--- Given information Enclosed Below ---

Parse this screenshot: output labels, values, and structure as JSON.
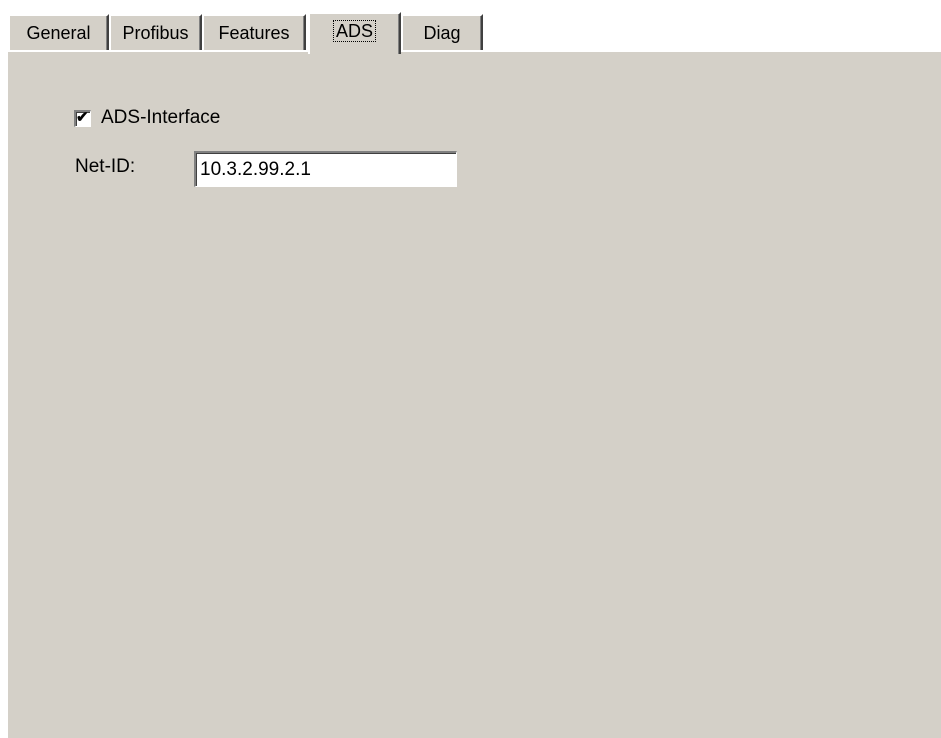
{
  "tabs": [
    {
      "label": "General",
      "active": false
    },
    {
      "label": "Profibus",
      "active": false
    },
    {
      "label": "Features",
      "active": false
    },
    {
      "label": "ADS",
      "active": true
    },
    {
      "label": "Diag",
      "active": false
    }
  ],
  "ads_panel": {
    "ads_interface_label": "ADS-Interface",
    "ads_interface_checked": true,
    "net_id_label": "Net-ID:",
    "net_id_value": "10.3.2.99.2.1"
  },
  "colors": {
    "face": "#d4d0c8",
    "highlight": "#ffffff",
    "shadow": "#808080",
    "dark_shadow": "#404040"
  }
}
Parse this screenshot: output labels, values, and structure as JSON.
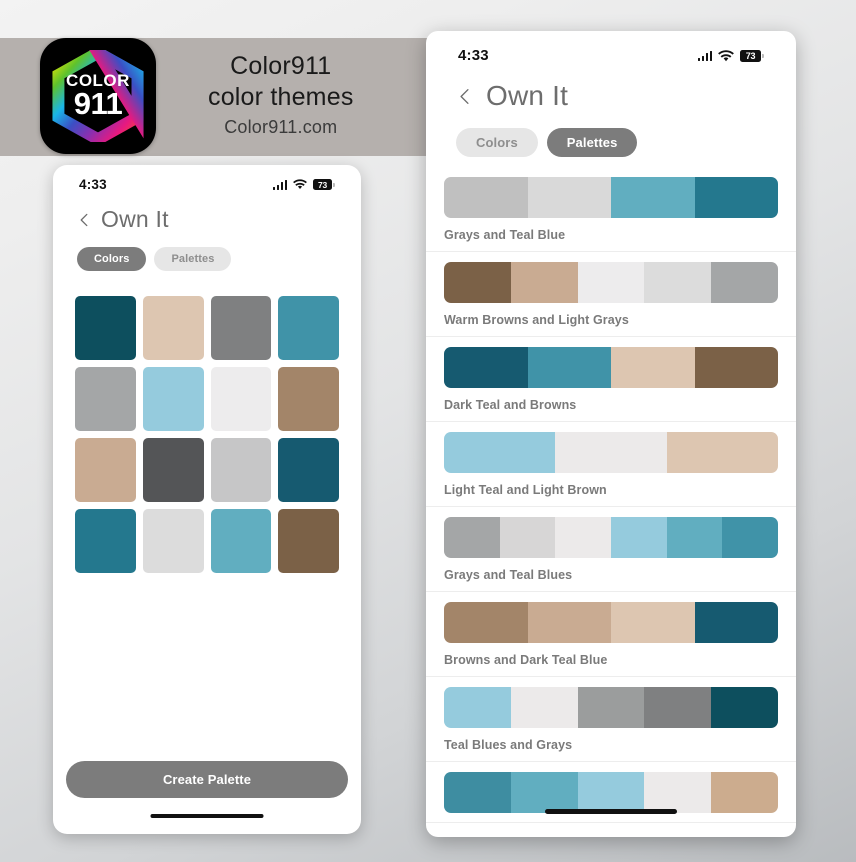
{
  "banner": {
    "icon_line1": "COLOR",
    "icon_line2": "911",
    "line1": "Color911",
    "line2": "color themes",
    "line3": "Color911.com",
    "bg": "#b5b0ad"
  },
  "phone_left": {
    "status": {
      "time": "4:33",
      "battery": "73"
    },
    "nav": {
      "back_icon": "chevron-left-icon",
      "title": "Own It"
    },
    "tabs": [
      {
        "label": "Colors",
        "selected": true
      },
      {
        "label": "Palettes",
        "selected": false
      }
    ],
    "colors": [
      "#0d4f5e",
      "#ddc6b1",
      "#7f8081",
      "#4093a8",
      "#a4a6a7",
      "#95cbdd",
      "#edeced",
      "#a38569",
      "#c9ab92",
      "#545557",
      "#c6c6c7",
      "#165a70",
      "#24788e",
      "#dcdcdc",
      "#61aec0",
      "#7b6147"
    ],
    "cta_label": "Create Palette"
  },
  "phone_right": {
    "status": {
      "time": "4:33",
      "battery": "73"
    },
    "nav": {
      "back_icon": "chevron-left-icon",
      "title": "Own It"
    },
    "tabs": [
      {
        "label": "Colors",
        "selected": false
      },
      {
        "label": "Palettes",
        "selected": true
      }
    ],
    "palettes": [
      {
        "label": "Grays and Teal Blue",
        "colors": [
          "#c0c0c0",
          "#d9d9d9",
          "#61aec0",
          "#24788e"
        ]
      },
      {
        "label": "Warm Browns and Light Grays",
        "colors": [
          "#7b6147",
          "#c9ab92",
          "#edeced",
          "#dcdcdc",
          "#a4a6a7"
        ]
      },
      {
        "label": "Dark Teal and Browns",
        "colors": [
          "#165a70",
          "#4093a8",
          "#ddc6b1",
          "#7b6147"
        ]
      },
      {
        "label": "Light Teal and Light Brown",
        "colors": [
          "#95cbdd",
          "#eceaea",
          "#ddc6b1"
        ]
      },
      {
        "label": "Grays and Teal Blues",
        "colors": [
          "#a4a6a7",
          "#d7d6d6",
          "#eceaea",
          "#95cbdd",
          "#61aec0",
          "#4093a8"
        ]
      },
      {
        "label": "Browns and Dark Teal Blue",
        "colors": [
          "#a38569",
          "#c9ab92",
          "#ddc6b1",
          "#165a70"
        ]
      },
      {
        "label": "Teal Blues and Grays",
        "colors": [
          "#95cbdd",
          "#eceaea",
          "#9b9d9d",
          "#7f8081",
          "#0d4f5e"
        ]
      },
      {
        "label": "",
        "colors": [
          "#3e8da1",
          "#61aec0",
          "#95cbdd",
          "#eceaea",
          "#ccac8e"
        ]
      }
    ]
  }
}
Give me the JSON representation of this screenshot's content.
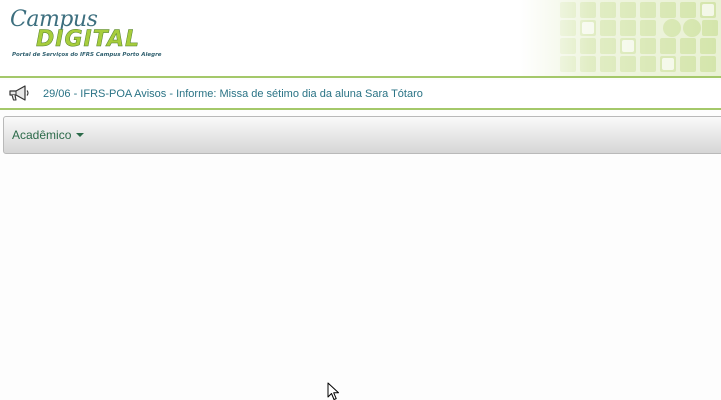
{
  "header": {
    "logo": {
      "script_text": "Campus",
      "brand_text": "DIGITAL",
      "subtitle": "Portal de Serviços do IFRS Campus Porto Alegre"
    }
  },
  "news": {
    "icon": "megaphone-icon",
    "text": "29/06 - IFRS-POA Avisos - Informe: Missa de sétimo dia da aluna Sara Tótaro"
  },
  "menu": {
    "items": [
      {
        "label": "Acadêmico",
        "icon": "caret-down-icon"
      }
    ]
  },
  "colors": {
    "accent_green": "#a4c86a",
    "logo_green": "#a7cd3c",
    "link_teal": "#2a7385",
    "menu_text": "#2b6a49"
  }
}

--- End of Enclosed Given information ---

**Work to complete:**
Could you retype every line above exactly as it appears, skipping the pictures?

**Solution for this task:**
Parse this screenshot: output labels, values, and structure as JSON.
{
  "tabs": [
    {
      "label": "General",
      "active": false
    },
    {
      "label": "Profibus",
      "active": false
    },
    {
      "label": "Features",
      "active": false
    },
    {
      "label": "ADS",
      "active": true
    },
    {
      "label": "Diag",
      "active": false
    }
  ],
  "ads_panel": {
    "ads_interface_label": "ADS-Interface",
    "ads_interface_checked": true,
    "net_id_label": "Net-ID:",
    "net_id_value": "10.3.2.99.2.1"
  },
  "colors": {
    "face": "#d4d0c8",
    "highlight": "#ffffff",
    "shadow": "#808080",
    "dark_shadow": "#404040"
  }
}
Parse this screenshot: output labels, values, and structure as JSON.
{
  "banner": {
    "icon_line1": "COLOR",
    "icon_line2": "911",
    "line1": "Color911",
    "line2": "color themes",
    "line3": "Color911.com",
    "bg": "#b5b0ad"
  },
  "phone_left": {
    "status": {
      "time": "4:33",
      "battery": "73"
    },
    "nav": {
      "back_icon": "chevron-left-icon",
      "title": "Own It"
    },
    "tabs": [
      {
        "label": "Colors",
        "selected": true
      },
      {
        "label": "Palettes",
        "selected": false
      }
    ],
    "colors": [
      "#0d4f5e",
      "#ddc6b1",
      "#7f8081",
      "#4093a8",
      "#a4a6a7",
      "#95cbdd",
      "#edeced",
      "#a38569",
      "#c9ab92",
      "#545557",
      "#c6c6c7",
      "#165a70",
      "#24788e",
      "#dcdcdc",
      "#61aec0",
      "#7b6147"
    ],
    "cta_label": "Create Palette"
  },
  "phone_right": {
    "status": {
      "time": "4:33",
      "battery": "73"
    },
    "nav": {
      "back_icon": "chevron-left-icon",
      "title": "Own It"
    },
    "tabs": [
      {
        "label": "Colors",
        "selected": false
      },
      {
        "label": "Palettes",
        "selected": true
      }
    ],
    "palettes": [
      {
        "label": "Grays and Teal Blue",
        "colors": [
          "#c0c0c0",
          "#d9d9d9",
          "#61aec0",
          "#24788e"
        ]
      },
      {
        "label": "Warm Browns and Light Grays",
        "colors": [
          "#7b6147",
          "#c9ab92",
          "#edeced",
          "#dcdcdc",
          "#a4a6a7"
        ]
      },
      {
        "label": "Dark Teal and Browns",
        "colors": [
          "#165a70",
          "#4093a8",
          "#ddc6b1",
          "#7b6147"
        ]
      },
      {
        "label": "Light Teal and Light Brown",
        "colors": [
          "#95cbdd",
          "#eceaea",
          "#ddc6b1"
        ]
      },
      {
        "label": "Grays and Teal Blues",
        "colors": [
          "#a4a6a7",
          "#d7d6d6",
          "#eceaea",
          "#95cbdd",
          "#61aec0",
          "#4093a8"
        ]
      },
      {
        "label": "Browns and Dark Teal Blue",
        "colors": [
          "#a38569",
          "#c9ab92",
          "#ddc6b1",
          "#165a70"
        ]
      },
      {
        "label": "Teal Blues and Grays",
        "colors": [
          "#95cbdd",
          "#eceaea",
          "#9b9d9d",
          "#7f8081",
          "#0d4f5e"
        ]
      },
      {
        "label": "",
        "colors": [
          "#3e8da1",
          "#61aec0",
          "#95cbdd",
          "#eceaea",
          "#ccac8e"
        ]
      }
    ]
  }
}
Give me the JSON representation of this screenshot's content.
{
  "header": {
    "logo": {
      "script_text": "Campus",
      "brand_text": "DIGITAL",
      "subtitle": "Portal de Serviços do IFRS Campus Porto Alegre"
    }
  },
  "news": {
    "icon": "megaphone-icon",
    "text": "29/06 - IFRS-POA Avisos - Informe: Missa de sétimo dia da aluna Sara Tótaro"
  },
  "menu": {
    "items": [
      {
        "label": "Acadêmico",
        "icon": "caret-down-icon"
      }
    ]
  },
  "colors": {
    "accent_green": "#a4c86a",
    "logo_green": "#a7cd3c",
    "link_teal": "#2a7385",
    "menu_text": "#2b6a49"
  }
}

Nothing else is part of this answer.